Thanks again for sharing  about your relationship with your  alcoholic boyfriend.  Change is difficult, but I believe you can do what is best for you in this situation. I was told to try alcoholism support group meetings for six months before making any major life altering decisions as far as my relationship was concerned with the alcoholic.  That’s excellent advice because when we finally reach the place of reaching out for help our mind is clouded with anger and frustration.  The six month period allows us time to learn how to love an alcoholic without conditions.


1 comment to Being In Love WIth An Alcoholic Boyfriend

  • Caitlyn

    The alcoholic mantra is “I want to quit drinking”. If it were genuine, he would be acting it out NOW, not tomorrow, not when some purported event such as his daughter moving into the family home would be the starting point.

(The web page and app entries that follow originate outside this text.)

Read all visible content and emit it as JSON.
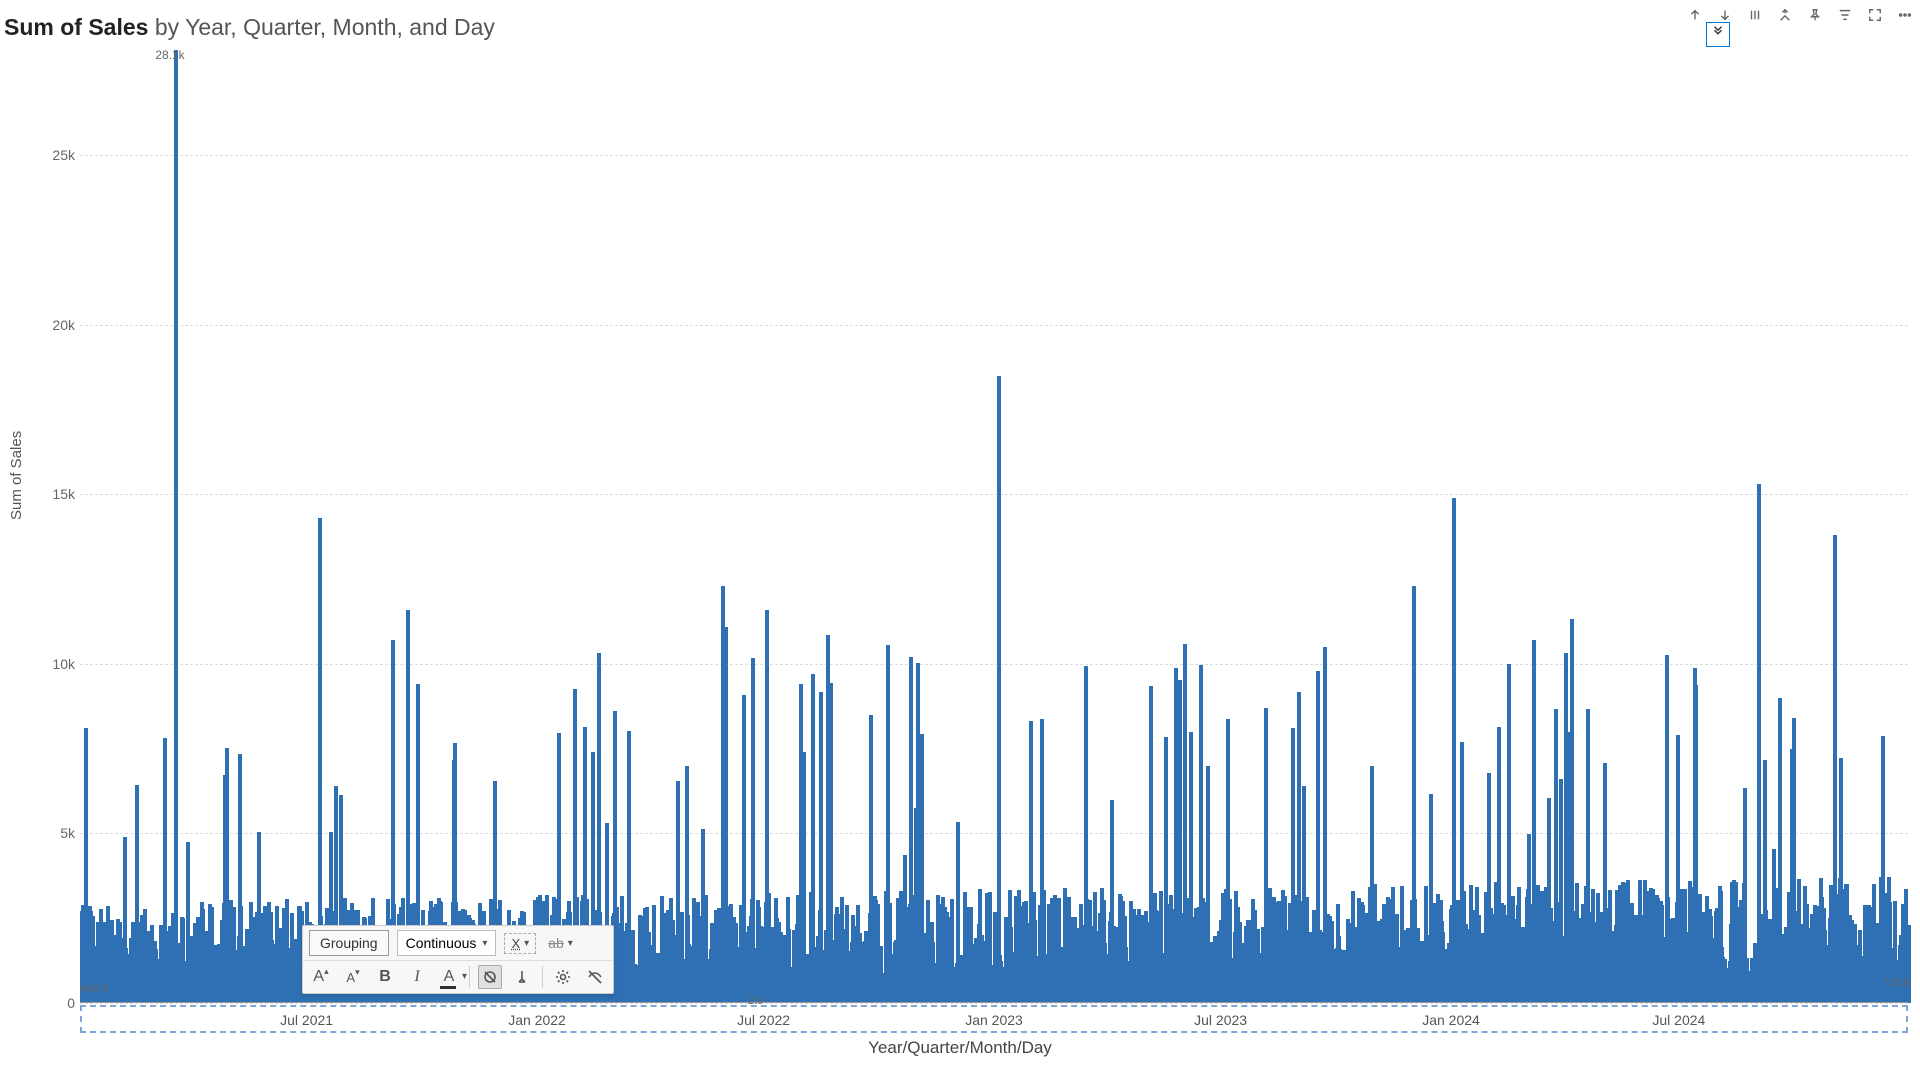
{
  "chart_title_bold": "Sum of Sales",
  "chart_title_rest": " by Year, Quarter, Month, and Day",
  "y_axis_label": "Sum of Sales",
  "x_axis_label": "Year/Quarter/Month/Day",
  "y_ticks": [
    "0",
    "5k",
    "10k",
    "15k",
    "20k",
    "25k"
  ],
  "y_tick_values": [
    0,
    5000,
    10000,
    15000,
    20000,
    25000
  ],
  "x_ticks": [
    "Jul 2021",
    "Jan 2022",
    "Jul 2022",
    "Jan 2023",
    "Jul 2023",
    "Jan 2024",
    "Jul 2024"
  ],
  "peak_label": "28.1k",
  "min_label": "468.9",
  "right_label": "713.8",
  "axis_small_label": "2.9",
  "toolbar": {
    "grouping": "Grouping",
    "continuous": "Continuous",
    "x_label": "X",
    "ab_label": "ab",
    "font_inc": "A",
    "font_dec": "A",
    "bold": "B",
    "italic": "I",
    "font_color": "A"
  },
  "chart_data": {
    "type": "bar",
    "title": "Sum of Sales by Year, Quarter, Month, and Day",
    "xlabel": "Year/Quarter/Month/Day",
    "ylabel": "Sum of Sales",
    "ylim": [
      0,
      28100
    ],
    "y_ticks": [
      0,
      5000,
      10000,
      15000,
      20000,
      25000
    ],
    "x_tick_labels": [
      "Jul 2021",
      "Jan 2022",
      "Jul 2022",
      "Jan 2023",
      "Jul 2023",
      "Jan 2024",
      "Jul 2024"
    ],
    "x_range": [
      "2021-01-01",
      "2024-12-31"
    ],
    "data_description": "Daily Sum of Sales from Jan 2021 to Dec 2024 (~1460 daily bars). Distribution is dense with most daily totals between ~500 and ~6000, with intermittent spikes.",
    "notable_points": [
      {
        "approx_date": "2021-03",
        "value": 28100,
        "label": "28.1k",
        "note": "global max"
      },
      {
        "approx_date": "2023-01",
        "value": 18500
      },
      {
        "approx_date": "2024-09",
        "value": 15300
      },
      {
        "approx_date": "2024-01",
        "value": 14900
      },
      {
        "approx_date": "2021-07",
        "value": 14300
      },
      {
        "approx_date": "2024-11",
        "value": 13800
      },
      {
        "approx_date": "2022-06",
        "value": 12300
      },
      {
        "approx_date": "2023-12",
        "value": 12300
      },
      {
        "approx_date": "2022-07",
        "value": 11600
      },
      {
        "approx_date": "2021-09",
        "value": 11600
      },
      {
        "approx_date": "2021-08",
        "value": 10700
      },
      {
        "approx_date": "2023-06",
        "value": 10600
      },
      {
        "approx_date": "2024-03",
        "value": 10700
      },
      {
        "approx_date": "2024-02",
        "value": 10000
      }
    ],
    "min_value": 468.9,
    "last_value": 713.8,
    "typical_range": [
      500,
      6000
    ],
    "series_color": "#2e70b3"
  }
}
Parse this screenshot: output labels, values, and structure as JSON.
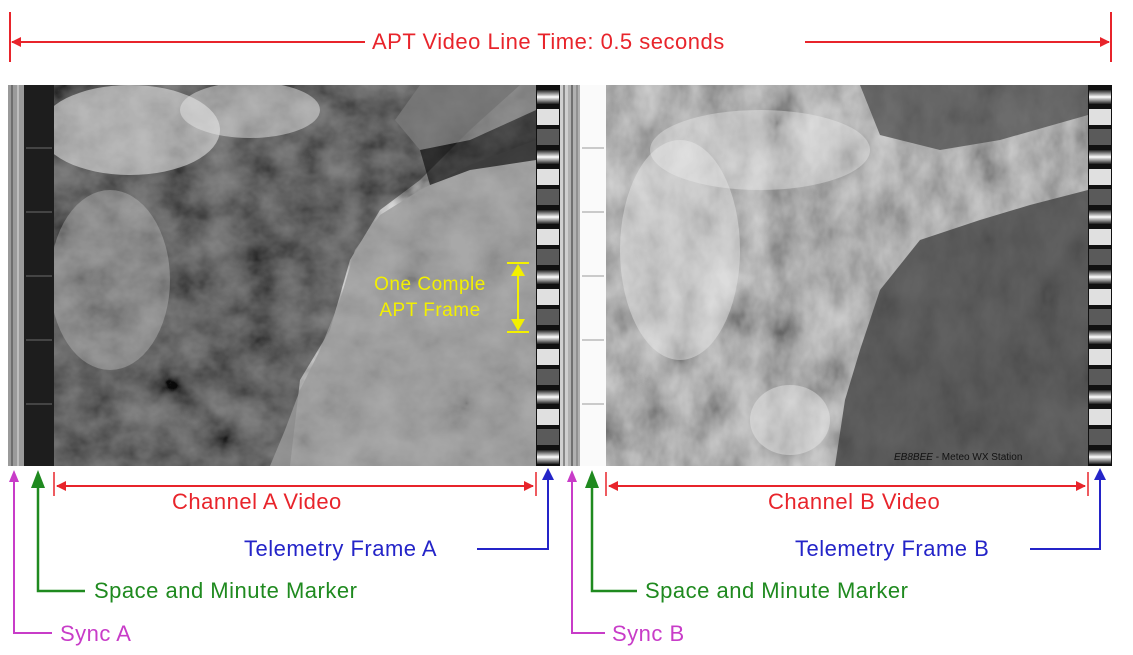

You are not alone in hearing this famous saying from an alcoholic “I want to quit”.

    To quit takes real commitment from within from the alcoholic, it takes great resolve, a strong will and a good support network like yourself, his family, his friends. He must take the first step by honestly declaring to himself, right here, right now “I am quitting NOW, this very moment” and then take the next step of not sipping from the bottle or can and then reaching out to the world for assistance in his life mission. It truly becomes a mission for life; for him and for all around him.

    Together at this point you can keep the focus on his quitting and staying that way. But first he must really want to quit not just mouth the words of quitting. He must mean it, he must believe it, he must action it. He must start with today not tomorrow. Tomorrow is just an excuse for not starting today, now, in this very present minute. Good luck and God bless you and your man. May you find the right path for each to travel on.

Leave a Reply